This C5 Corvette seemed too good to be true, but it ended up being the real deal.
Craigslist is chock full of fraudulent ads for all sorts of things, but we hear about a great many listings for automobiles being a hoax. When Doug Tabbutt got the lead on a shockingly inexpensive 2003 Chevrolet Corvette 50th Anniversary Edition, he was immediately interested. But, he was also concerned that the deal was too good to be true, but it ended up being the real deal.
However, the real deal on this 2003 Corvette ended up being a real headache as well, and the whole story is documented in this video from the VINWiki YouTube channel.
The Craigslist ad
Doug Tabbutt owns an exotic car dealership in Ohio called Switchcars and he frequently gets leads from customers on cars available for sale. Many of them come from the internet, and many of those prove to be fake. However, when one of his customers emailed over a Craigslist ad for a 2003 Corvette 50th Anniversary Edition with a great price, he wanted to at least check into it. Most importantly, in addition to being a good deal, the car was local.

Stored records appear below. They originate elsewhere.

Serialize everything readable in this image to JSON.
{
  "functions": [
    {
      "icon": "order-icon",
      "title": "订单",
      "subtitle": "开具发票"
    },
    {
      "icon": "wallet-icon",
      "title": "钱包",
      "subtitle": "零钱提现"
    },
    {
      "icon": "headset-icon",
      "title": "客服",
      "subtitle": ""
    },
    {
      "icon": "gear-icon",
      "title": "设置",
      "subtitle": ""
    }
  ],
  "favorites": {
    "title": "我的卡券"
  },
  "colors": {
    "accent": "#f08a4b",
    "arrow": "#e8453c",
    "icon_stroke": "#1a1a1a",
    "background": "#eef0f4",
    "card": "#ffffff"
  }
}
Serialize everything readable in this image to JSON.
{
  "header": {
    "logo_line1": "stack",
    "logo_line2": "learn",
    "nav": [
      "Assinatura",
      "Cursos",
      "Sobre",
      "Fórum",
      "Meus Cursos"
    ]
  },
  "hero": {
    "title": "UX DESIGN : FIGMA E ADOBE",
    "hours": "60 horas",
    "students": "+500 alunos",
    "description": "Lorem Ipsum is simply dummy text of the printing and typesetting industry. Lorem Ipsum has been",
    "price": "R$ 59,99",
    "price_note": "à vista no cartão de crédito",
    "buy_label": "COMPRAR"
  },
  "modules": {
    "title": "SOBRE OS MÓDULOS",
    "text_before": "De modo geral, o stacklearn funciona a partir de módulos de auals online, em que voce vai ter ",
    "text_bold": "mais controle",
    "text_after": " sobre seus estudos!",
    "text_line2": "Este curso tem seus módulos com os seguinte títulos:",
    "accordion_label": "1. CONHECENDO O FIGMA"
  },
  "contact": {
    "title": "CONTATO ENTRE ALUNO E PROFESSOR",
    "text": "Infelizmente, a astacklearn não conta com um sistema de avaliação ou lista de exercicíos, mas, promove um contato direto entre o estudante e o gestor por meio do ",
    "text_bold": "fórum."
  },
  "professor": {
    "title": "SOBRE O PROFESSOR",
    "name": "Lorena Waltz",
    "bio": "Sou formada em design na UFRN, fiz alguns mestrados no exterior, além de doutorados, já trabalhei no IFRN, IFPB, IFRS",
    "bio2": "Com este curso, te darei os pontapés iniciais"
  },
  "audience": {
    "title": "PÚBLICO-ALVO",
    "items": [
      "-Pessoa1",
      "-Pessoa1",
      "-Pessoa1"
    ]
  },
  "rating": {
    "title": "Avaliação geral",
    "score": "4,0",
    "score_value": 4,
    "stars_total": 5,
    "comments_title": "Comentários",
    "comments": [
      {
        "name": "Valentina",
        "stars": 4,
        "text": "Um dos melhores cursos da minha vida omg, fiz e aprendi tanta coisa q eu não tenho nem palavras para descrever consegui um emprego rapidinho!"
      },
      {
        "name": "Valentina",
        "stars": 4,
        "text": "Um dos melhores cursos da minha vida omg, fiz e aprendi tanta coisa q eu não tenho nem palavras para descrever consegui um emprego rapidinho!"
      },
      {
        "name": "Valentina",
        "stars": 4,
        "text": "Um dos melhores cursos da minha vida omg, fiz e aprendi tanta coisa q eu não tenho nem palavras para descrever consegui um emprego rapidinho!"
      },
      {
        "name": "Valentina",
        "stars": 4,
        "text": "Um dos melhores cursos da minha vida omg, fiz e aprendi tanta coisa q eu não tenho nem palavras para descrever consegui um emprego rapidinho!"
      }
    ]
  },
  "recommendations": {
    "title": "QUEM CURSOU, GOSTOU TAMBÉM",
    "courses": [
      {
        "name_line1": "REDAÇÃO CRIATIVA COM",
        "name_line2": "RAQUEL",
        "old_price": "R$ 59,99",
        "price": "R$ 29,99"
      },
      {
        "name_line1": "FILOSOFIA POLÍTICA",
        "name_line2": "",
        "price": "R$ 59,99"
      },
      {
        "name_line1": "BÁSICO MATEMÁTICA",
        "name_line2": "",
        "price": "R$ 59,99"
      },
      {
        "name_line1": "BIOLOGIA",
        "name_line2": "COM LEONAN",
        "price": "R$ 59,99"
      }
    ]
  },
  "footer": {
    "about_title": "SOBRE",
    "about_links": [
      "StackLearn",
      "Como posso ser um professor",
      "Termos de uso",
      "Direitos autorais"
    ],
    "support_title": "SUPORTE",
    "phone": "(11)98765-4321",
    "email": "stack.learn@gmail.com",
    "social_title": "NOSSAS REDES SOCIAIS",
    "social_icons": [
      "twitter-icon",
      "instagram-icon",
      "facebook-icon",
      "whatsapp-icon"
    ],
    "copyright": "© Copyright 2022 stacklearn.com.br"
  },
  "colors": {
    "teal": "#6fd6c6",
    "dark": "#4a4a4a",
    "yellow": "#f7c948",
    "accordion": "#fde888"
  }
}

He called the number and spoke to the woman who had the Corvette, and she had a story to go with the car. It belonged to her late brother, and it took her time to be comfortable with selling the car, but it was time. She asked if it was ok if the title was in her sister’s name and if the guy brought cash due to some tax issues she was experiencing. He agreed and went on with his day, only to have her call back and tell him that another dealer offered her $1,000 less, but Tabbutt assured her that he would pay full price later that day and she agreed to wait.
It’s time to check out this special C5
Having heard about various Craigslist ads where people had been lured to their doom, Tabbutt asked a friend to drive behind him and his towing rig when he went to see this Corvette, just in case. Fortunately, when he got there, the woman was there with the sister and the special edition sports car. Tabbutt was relieved that the car was real and the ad wasn’t a hoax, but the problems hadn’t started yet.
Once Tabbutt spoke with the woman who possessed the 2003 Corvette, she accompanied him to the local bank where he would withdraw the $31,000 to buy the car. Although he had wired money to that bank in the morning, the first bank had not completed things on their end. This forced Tabbutt to transfer money from his personal account to the PNC account so that he could get it from that bank.
However, with the bank being situated in an area with heavy drug trafficking and laundering issues, the bank refused to give him his money. As a result, he had to drive an hour away to his normal bank, where they gladly handed him $31,000 in cash.
Once he finally got his money out of the bank, Tabbutt drove back to the woman’s house with his Lincoln and enclosed trailer. He paid for the car, they signed the title and he brought the car home. It was a headache, but at least someone wasn’t waiting with a deer rifle to pick him off as he looked for the right Corvette.